*Problem details*
Your answer should be the line containing "Output a JSON" and every line after it to the end of the records below, word for word.

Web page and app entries
-*-

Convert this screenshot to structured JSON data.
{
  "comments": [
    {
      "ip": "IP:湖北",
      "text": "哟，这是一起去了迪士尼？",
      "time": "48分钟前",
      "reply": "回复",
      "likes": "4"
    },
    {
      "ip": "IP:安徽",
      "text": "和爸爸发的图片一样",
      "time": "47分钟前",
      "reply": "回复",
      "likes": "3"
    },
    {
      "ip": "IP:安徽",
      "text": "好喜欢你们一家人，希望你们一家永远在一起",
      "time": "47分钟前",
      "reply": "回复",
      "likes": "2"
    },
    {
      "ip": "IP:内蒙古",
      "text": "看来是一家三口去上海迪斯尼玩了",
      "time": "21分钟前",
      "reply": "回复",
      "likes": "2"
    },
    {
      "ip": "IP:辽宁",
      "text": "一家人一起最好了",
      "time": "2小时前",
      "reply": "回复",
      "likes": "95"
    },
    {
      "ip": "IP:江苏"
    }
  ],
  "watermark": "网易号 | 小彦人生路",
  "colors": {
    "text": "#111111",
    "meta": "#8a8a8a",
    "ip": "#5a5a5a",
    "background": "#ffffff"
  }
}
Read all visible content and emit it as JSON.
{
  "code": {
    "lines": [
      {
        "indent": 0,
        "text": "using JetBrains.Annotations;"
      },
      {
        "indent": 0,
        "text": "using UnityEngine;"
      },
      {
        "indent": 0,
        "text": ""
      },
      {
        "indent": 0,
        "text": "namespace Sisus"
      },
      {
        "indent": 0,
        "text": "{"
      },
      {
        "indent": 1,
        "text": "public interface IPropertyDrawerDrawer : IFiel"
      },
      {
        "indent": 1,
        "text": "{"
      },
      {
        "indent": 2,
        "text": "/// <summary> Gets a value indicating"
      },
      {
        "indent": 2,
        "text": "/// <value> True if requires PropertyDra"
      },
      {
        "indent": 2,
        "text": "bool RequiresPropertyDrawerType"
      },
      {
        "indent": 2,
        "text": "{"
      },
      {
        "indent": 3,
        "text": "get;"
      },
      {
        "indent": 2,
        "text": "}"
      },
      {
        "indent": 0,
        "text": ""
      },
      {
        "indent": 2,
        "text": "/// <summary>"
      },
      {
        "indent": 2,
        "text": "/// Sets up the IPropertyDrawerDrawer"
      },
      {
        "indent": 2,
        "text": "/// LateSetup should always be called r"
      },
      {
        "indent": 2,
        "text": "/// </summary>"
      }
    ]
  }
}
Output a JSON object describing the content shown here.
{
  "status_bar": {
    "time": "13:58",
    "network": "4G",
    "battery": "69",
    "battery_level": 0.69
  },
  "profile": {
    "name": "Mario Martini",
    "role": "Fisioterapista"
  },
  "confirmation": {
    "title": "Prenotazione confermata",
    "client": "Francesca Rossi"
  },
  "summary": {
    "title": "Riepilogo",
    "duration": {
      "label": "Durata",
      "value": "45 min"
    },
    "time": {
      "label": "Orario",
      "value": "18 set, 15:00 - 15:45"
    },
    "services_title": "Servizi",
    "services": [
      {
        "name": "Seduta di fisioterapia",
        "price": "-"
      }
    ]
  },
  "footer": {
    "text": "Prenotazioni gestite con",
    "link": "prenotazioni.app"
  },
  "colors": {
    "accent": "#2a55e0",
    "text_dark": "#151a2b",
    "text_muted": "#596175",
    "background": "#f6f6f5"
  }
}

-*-

*Output of the task*
Output a JSON object describing the content shown here.
{
  "status_bar": {
    "time": "13:58",
    "network": "4G",
    "battery": "69",
    "battery_level": 0.69
  },
  "profile": {
    "name": "Mario Martini",
    "role": "Fisioterapista"
  },
  "confirmation": {
    "title": "Prenotazione confermata",
    "client": "Francesca Rossi"
  },
  "summary": {
    "title": "Riepilogo",
    "duration": {
      "label": "Durata",
      "value": "45 min"
    },
    "time": {
      "label": "Orario",
      "value": "18 set, 15:00 - 15:45"
    },
    "services_title": "Servizi",
    "services": [
      {
        "name": "Seduta di fisioterapia",
        "price": "-"
      }
    ]
  },
  "footer": {
    "text": "Prenotazioni gestite con",
    "link": "prenotazioni.app"
  },
  "colors": {
    "accent": "#2a55e0",
    "text_dark": "#151a2b",
    "text_muted": "#596175",
    "background": "#f6f6f5"
  }
}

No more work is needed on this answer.